Why is this a bad thing? Well, for starters, it means you are taking your income, and spending it in terms of cash-flow not in terms of cash. So instead of owning anything, you are just making payments, perpetually, to be allowed to stay there. It is like serially leasing cars - you stop paying, and you are walking. You never end up owning anything or accumulating wealth - just dissipating it.
Why is that such a bad thing? Well, eventually, you will stop making money - you will retire, or get laid off, or fired, or lose your job. In this modern economy, you can count on that. And signing up for 30-year obligations based on the idea that a "job" will pay for it, is kind of dumb, considering most "jobs" last about a decade, if that.
Again, this whole 30-year mortgage concept is not something cast in stone and handed down from Moses, but rather a modern invention, and like a lot of modern inventions (such as credit cards) we are only just now seeing what the down sides are.
To be sure, one reason so many people signed up for this deal was the dangling carrot of tax deductions. We all felt we could lower our taxes if we borrowed money to buy a home. But for the most part, the savings in taxes are dwarfed by the additional cost of interest. You cannot deduct your way to wealth, period.
Does this mean you should never get a mortgage? Don't be stupid. For most folks, it is the only way they will be able to afford a house. And at today's interest rates, money is cheap, if you can qualify for the loan.
But again, you need to stay in a house for five years just to break even. If you are not planning on "settling down" for at least a decade, home ownership could be a wash. It might be smarter to buy a smaller house, learn to live with less, and get a 15-year mortgage and end up owning your home outright. Better to own a smaller home outright than to have paid interest for 15 years and hardly made a dent in the mini-mansion (and then lose it to foreclosure).

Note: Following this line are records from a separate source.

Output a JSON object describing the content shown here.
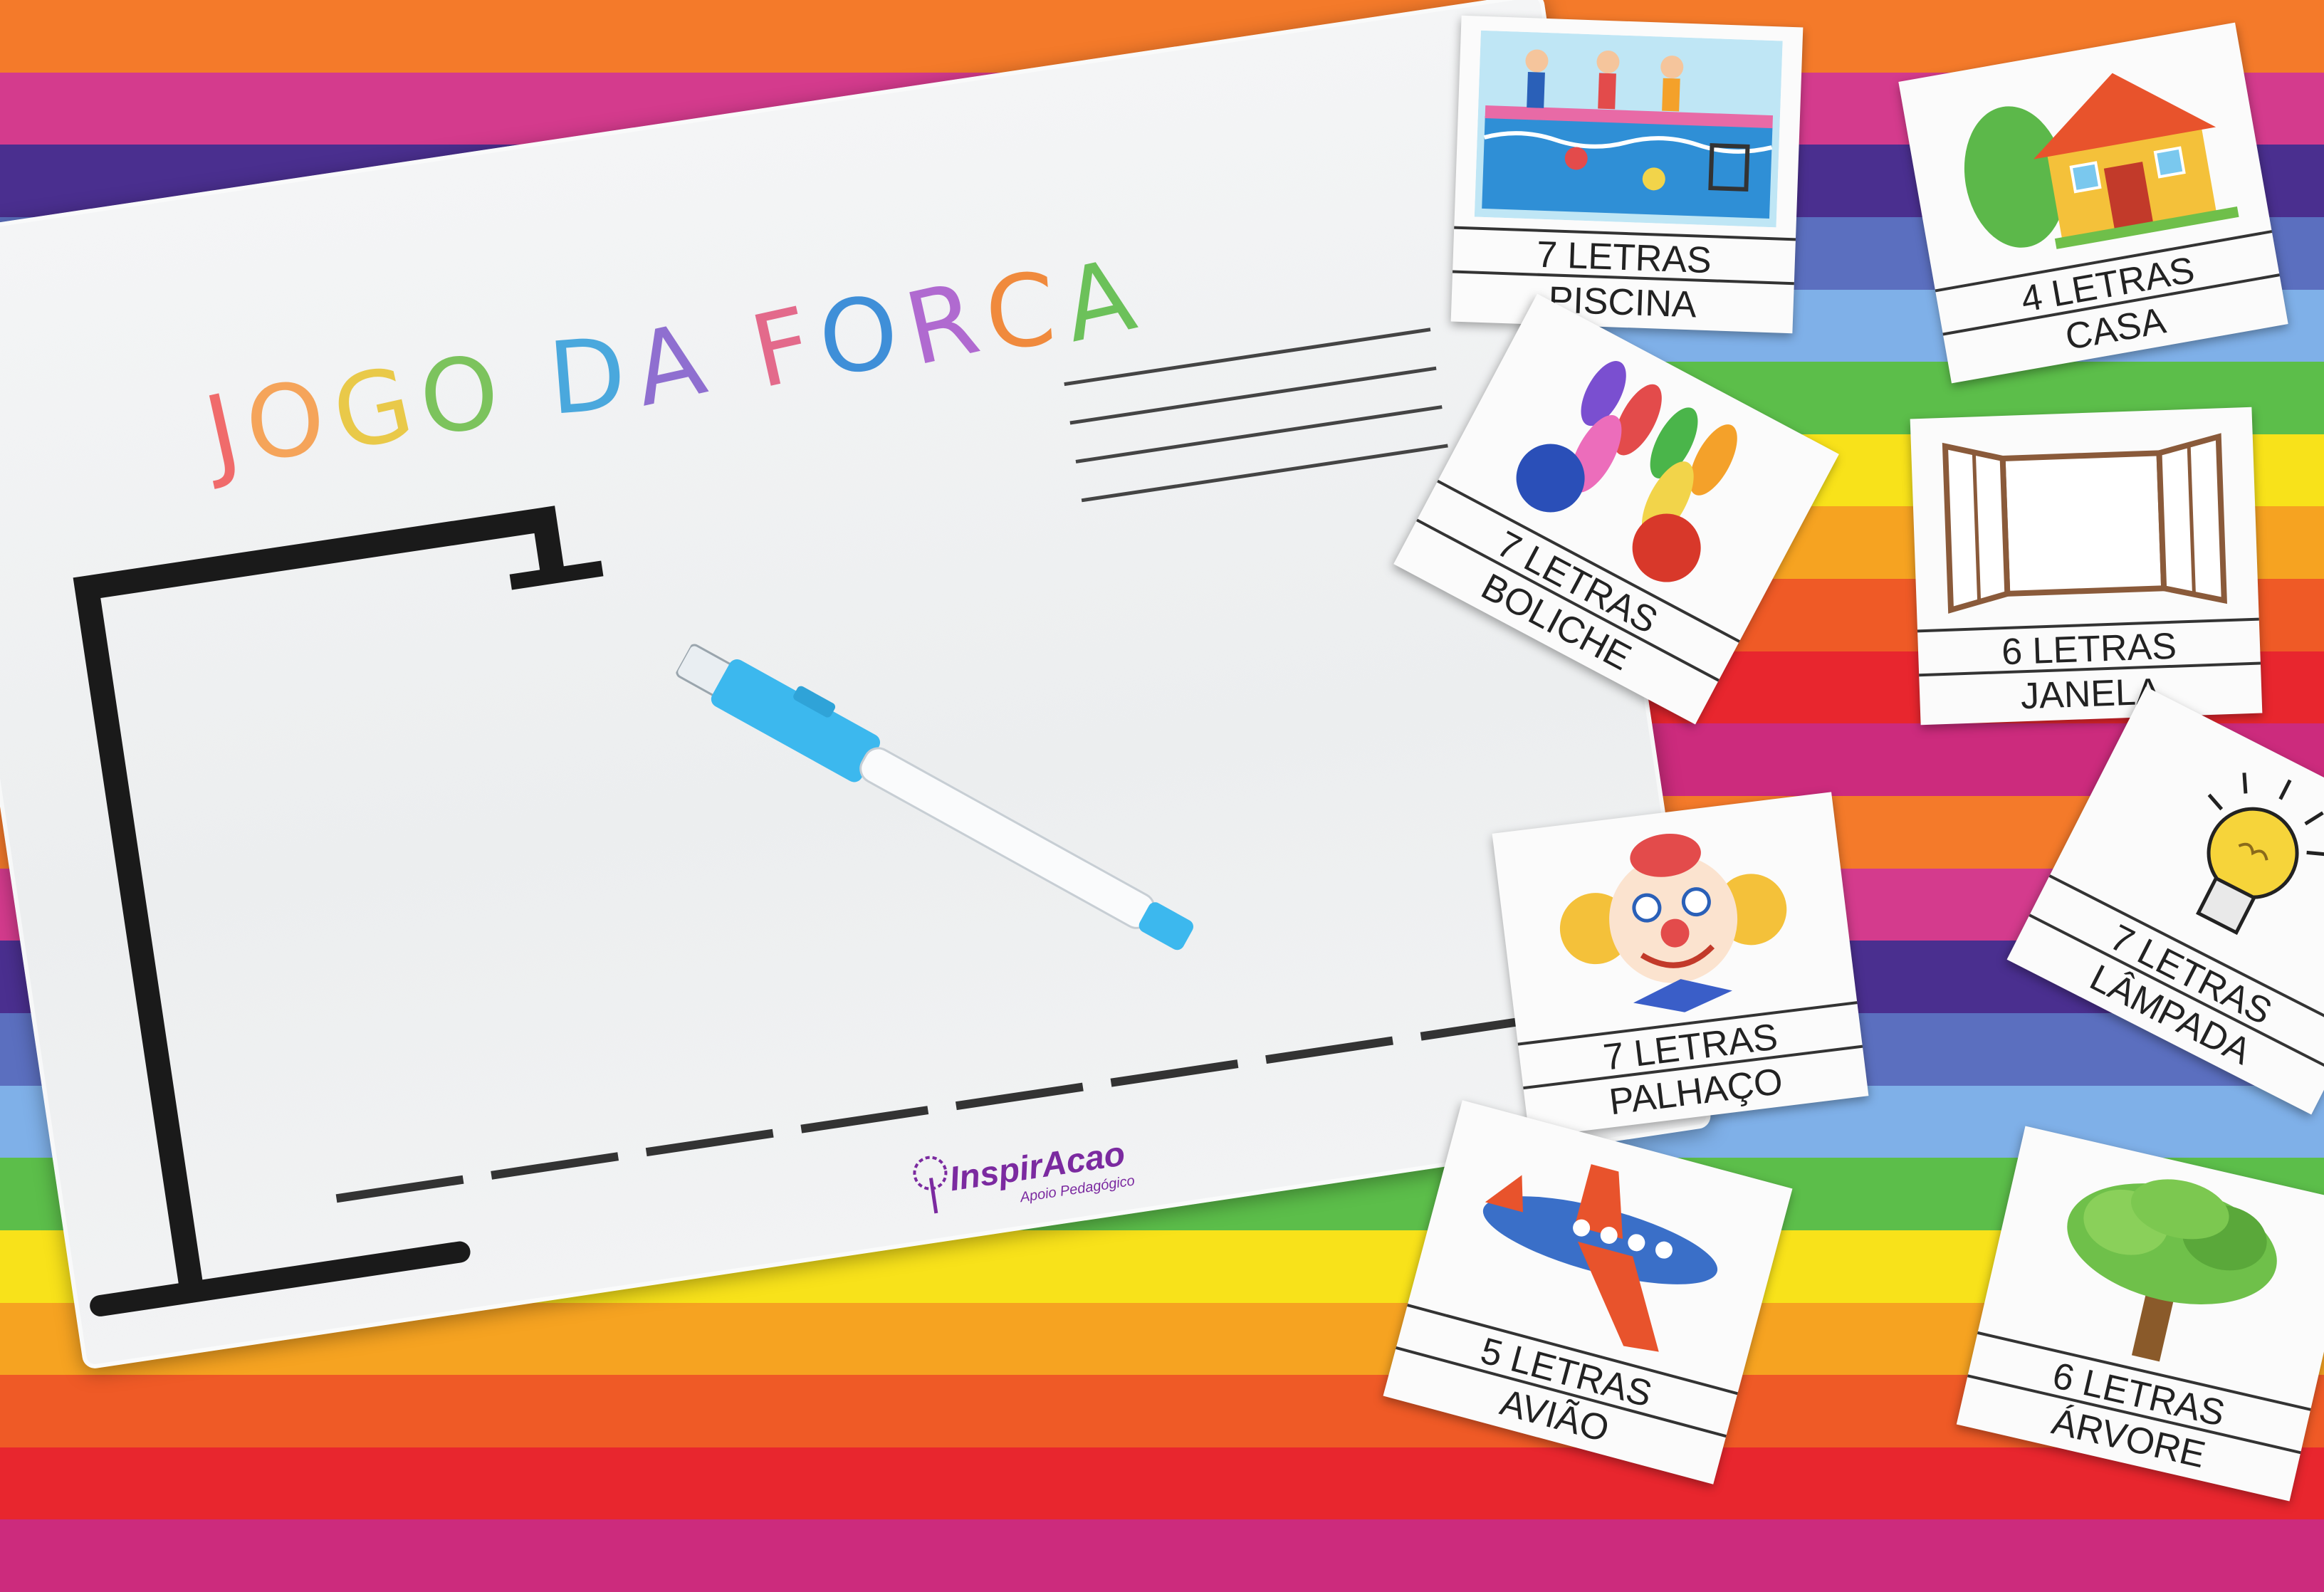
{
  "board": {
    "title_letters": [
      {
        "ch": "J",
        "color": "#f06b6b"
      },
      {
        "ch": "O",
        "color": "#f5a45a"
      },
      {
        "ch": "G",
        "color": "#e9c949"
      },
      {
        "ch": "O",
        "color": "#7cc35d"
      },
      {
        "ch": " ",
        "color": "#000000"
      },
      {
        "ch": "D",
        "color": "#4aa8dd"
      },
      {
        "ch": "A",
        "color": "#8f6fd0"
      },
      {
        "ch": " ",
        "color": "#000000"
      },
      {
        "ch": "F",
        "color": "#e36a8b"
      },
      {
        "ch": "O",
        "color": "#3f8fd8"
      },
      {
        "ch": "R",
        "color": "#b06ad0"
      },
      {
        "ch": "C",
        "color": "#f08a3d"
      },
      {
        "ch": "A",
        "color": "#6cc15a"
      }
    ],
    "logo_text": "InspirAcao",
    "logo_subtitle": "Apoio Pedagógico"
  },
  "cards": [
    {
      "count": "7 LETRAS",
      "word": "PISCINA",
      "icon": "swimming-pool-icon"
    },
    {
      "count": "4 LETRAS",
      "word": "CASA",
      "icon": "house-icon"
    },
    {
      "count": "7 LETRAS",
      "word": "BOLICHE",
      "icon": "bowling-pins-icon"
    },
    {
      "count": "6 LETRAS",
      "word": "JANELA",
      "icon": "window-icon"
    },
    {
      "count": "7 LETRAS",
      "word": "PALHAÇO",
      "icon": "clown-icon"
    },
    {
      "count": "7 LETRAS",
      "word": "LÂMPADA",
      "icon": "light-bulb-icon"
    },
    {
      "count": "5 LETRAS",
      "word": "AVIÃO",
      "icon": "airplane-icon"
    },
    {
      "count": "6 LETRAS",
      "word": "ÁRVORE",
      "icon": "tree-icon"
    }
  ],
  "colors": {
    "stripes": [
      "#f47a2a",
      "#d43b8d",
      "#4a2f8f",
      "#5b6fbf",
      "#7fb0e8",
      "#5cbe4a",
      "#f8e21a",
      "#f6a321",
      "#ef5a26",
      "#e8262e",
      "#cc2b7d"
    ],
    "marker_accent": "#3cb8ee",
    "hangman_ink": "#1a1a1a"
  }
}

Not only that, but if you outgrow that house, you may be able to rent it out and have a cash-cow investment working for you, instead of a ball-and-chain around your neck. I dunno, it worked for me - I made a ton of money renting out positive-cash-flow Real Estate (as opposed to negative-cash-flow speculation!).

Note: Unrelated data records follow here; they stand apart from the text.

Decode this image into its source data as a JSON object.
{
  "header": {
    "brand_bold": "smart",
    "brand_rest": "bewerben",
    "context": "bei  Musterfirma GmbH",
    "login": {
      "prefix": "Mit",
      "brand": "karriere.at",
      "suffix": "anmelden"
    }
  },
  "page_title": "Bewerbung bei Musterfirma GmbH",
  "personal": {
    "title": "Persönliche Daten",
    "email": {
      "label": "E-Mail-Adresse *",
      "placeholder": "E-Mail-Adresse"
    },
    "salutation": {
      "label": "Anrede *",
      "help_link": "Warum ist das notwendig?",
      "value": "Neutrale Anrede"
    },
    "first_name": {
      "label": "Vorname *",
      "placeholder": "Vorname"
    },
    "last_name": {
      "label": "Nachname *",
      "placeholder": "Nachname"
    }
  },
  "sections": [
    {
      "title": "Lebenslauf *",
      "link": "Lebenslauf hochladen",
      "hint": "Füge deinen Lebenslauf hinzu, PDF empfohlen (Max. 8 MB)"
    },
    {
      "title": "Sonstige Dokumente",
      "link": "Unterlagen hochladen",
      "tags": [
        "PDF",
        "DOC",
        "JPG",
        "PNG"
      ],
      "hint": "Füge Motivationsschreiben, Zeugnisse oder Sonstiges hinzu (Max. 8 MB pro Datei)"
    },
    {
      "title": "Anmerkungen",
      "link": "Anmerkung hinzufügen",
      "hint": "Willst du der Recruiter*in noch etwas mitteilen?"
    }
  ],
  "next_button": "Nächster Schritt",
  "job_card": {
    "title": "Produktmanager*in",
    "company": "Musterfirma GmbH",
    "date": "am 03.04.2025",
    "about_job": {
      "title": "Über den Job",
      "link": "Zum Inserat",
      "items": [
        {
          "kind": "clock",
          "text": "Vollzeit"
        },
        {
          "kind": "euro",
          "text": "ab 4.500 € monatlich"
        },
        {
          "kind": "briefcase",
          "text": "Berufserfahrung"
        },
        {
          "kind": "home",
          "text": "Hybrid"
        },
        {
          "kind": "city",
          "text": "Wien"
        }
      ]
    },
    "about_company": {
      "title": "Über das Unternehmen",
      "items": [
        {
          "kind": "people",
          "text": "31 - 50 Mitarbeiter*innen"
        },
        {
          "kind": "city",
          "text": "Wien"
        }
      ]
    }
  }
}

I think the thing to bear in mind is that a mortgage is debt and not like a rent payment. The goal should be to build equity over time, not merely add to the debt pile. And stressing yourself financially, in order to be able to have fancy stuff, makes no sense at all. When the shit hits the fan, you want to be able to survive the downturn. Buy a less house than you can afford and only as much house as you need. And avoid the temptation to throw money at a house in "improvements" and crap - they don't add much value to it - if any.
Taking on debt for a fancier place to live makes little sense. On the other hand, that debt load could be put to good use on an investment property - and by that I don't mean a buy-and-flip house, but something that can be bought and rented out for more than you pay, each month. And in the coming years, some bargains may appear on the horizon like this. And when that happens, you want to be the guy who has cash-in-hand, or at least the ability to borrow.
And if that isn't your bag, well, use that money you would have spent on mortgage payments and granite counter-tops to fund your 401(k) and save for the future. Accumulating wealth means not accumulating more and more debt.
When you sign the papers on a 30-year note and you think to yourself, "Gee, this seems like an onerous obligation!" you are not being "weird" but in fact, rational. Many folks jump from house to house - going bigger and fancier as they make more money, convinced they can now "afford" a fancier house. All they are doing is increasing their debt-load and decreasing their net worth - while at the same time, locking themselves into some high cash-flow requirements.
That is a choice, not an obligation.